Brad Garrick, owner of Top Tier, and instructors Travis Baker and Dan Morash hosted the tournament that brought together about 50 competitors, including some from Kearney, Lexington and McCook.
The competition featured bouts at various ranks from white belts on up. The athletes competed in three categories sparring with swords, sparring and forms.
“We’ve been teaching Taekwondo here for about four years,” Garrick said. “We have our first tournament in the spring, which is kind of our big one. But we want to keep people busy competing, so we’re trying to do them every six months.”
The tournament is sorted by age, gender and rank and Garrick said some of the categories were mixed and matched to ensure competition for everyone on Saturday.

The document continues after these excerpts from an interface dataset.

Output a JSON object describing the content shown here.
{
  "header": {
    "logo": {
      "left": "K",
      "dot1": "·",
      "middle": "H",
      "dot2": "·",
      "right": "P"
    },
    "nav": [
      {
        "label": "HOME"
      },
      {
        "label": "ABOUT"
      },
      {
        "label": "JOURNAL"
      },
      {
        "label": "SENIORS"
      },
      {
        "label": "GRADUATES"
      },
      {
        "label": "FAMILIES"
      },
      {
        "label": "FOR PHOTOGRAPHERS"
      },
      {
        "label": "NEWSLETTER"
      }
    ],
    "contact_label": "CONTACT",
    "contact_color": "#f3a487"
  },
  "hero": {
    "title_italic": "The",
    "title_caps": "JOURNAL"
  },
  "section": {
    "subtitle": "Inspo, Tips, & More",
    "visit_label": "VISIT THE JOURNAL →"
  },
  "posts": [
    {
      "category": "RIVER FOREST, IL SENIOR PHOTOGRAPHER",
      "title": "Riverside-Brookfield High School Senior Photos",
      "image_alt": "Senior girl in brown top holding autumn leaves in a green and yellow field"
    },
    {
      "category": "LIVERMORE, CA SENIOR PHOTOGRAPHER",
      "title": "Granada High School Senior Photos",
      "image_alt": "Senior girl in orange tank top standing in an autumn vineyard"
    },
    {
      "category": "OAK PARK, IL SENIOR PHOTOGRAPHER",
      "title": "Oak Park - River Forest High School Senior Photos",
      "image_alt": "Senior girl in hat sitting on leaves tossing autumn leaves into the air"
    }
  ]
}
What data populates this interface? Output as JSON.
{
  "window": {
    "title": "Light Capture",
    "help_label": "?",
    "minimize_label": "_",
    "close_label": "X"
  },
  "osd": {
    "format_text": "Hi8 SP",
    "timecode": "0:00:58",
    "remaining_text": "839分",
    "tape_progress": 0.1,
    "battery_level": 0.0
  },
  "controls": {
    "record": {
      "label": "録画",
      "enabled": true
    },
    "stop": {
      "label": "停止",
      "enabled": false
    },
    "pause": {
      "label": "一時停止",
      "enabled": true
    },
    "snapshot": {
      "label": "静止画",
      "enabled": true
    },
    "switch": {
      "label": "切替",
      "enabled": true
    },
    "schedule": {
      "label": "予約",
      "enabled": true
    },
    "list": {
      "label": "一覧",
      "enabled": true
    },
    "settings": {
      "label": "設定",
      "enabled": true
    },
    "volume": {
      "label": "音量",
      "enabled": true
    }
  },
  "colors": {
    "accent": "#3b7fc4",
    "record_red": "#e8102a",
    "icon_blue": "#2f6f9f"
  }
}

“There is some light contact,” Garrick said. “But the whole point of Taekwondo is all about control and not hurting somebody, but being able to protect yourself.”
Multiple judges work and score each match with the center judge being in charge. Two to four side judges help call points.
“If there is a point scored, it’s by unanimous agreement whether a point is awarded or not,” Baker said.
When it appears a point is scored, the center judge stops the match and each corner judge verifies whether they saw a point scored and by whom.
“In this style of Taekwondo for this tournament, there are scoring zones and most of the zones are protected,” Baker said. “We wear head gear, no face contact is allowed — for safety — in this tournament.”
Baker said the sides of the head and the forehead area are areas where competitors can score points.
“The front of the body and the flanks of the body are scoring zones as well,” Baker said. “No shots below the belt, no leg kicks.”
Although this is the smaller of the two tournaments hosted by Top Tier, Baker said the competition is no less important.
“The tournament actually gives everyone a chance to compete with what they spend all year long practicing and trying to better themselves at,” Baker said.